(Page and application data records)
-*-
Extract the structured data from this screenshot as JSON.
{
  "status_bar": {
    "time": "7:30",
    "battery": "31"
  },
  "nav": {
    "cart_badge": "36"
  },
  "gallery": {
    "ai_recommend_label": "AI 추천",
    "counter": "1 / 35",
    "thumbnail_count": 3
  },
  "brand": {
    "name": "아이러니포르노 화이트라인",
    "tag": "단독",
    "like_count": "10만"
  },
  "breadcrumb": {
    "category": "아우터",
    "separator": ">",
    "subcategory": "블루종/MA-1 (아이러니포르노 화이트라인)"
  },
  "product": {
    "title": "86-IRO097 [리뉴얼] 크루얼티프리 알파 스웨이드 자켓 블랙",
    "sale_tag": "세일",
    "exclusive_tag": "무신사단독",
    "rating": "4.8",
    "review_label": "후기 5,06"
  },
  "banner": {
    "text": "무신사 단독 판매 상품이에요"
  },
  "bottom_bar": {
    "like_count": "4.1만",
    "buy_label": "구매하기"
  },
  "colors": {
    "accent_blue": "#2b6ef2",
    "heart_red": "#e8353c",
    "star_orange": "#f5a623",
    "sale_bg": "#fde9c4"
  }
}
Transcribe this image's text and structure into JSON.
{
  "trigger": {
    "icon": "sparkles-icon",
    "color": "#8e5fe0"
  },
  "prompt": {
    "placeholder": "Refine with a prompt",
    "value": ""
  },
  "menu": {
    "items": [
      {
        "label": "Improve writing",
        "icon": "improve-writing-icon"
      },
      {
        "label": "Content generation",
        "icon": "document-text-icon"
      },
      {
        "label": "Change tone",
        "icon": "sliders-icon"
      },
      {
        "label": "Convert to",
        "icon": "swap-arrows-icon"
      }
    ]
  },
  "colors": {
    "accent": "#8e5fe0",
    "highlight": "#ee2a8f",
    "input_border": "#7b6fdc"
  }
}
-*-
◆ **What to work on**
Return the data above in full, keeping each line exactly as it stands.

◆ **Exercise solution**
Extract the structured data from this screenshot as JSON.
{
  "status_bar": {
    "time": "7:30",
    "battery": "31"
  },
  "nav": {
    "cart_badge": "36"
  },
  "gallery": {
    "ai_recommend_label": "AI 추천",
    "counter": "1 / 35",
    "thumbnail_count": 3
  },
  "brand": {
    "name": "아이러니포르노 화이트라인",
    "tag": "단독",
    "like_count": "10만"
  },
  "breadcrumb": {
    "category": "아우터",
    "separator": ">",
    "subcategory": "블루종/MA-1 (아이러니포르노 화이트라인)"
  },
  "product": {
    "title": "86-IRO097 [리뉴얼] 크루얼티프리 알파 스웨이드 자켓 블랙",
    "sale_tag": "세일",
    "exclusive_tag": "무신사단독",
    "rating": "4.8",
    "review_label": "후기 5,06"
  },
  "banner": {
    "text": "무신사 단독 판매 상품이에요"
  },
  "bottom_bar": {
    "like_count": "4.1만",
    "buy_label": "구매하기"
  },
  "colors": {
    "accent_blue": "#2b6ef2",
    "heart_red": "#e8353c",
    "star_orange": "#f5a623",
    "sale_bg": "#fde9c4"
  }
}
Transcribe this image's text and structure into JSON.
{
  "trigger": {
    "icon": "sparkles-icon",
    "color": "#8e5fe0"
  },
  "prompt": {
    "placeholder": "Refine with a prompt",
    "value": ""
  },
  "menu": {
    "items": [
      {
        "label": "Improve writing",
        "icon": "improve-writing-icon"
      },
      {
        "label": "Content generation",
        "icon": "document-text-icon"
      },
      {
        "label": "Change tone",
        "icon": "sliders-icon"
      },
      {
        "label": "Convert to",
        "icon": "swap-arrows-icon"
      }
    ]
  },
  "colors": {
    "accent": "#8e5fe0",
    "highlight": "#ee2a8f",
    "input_border": "#7b6fdc"
  }
}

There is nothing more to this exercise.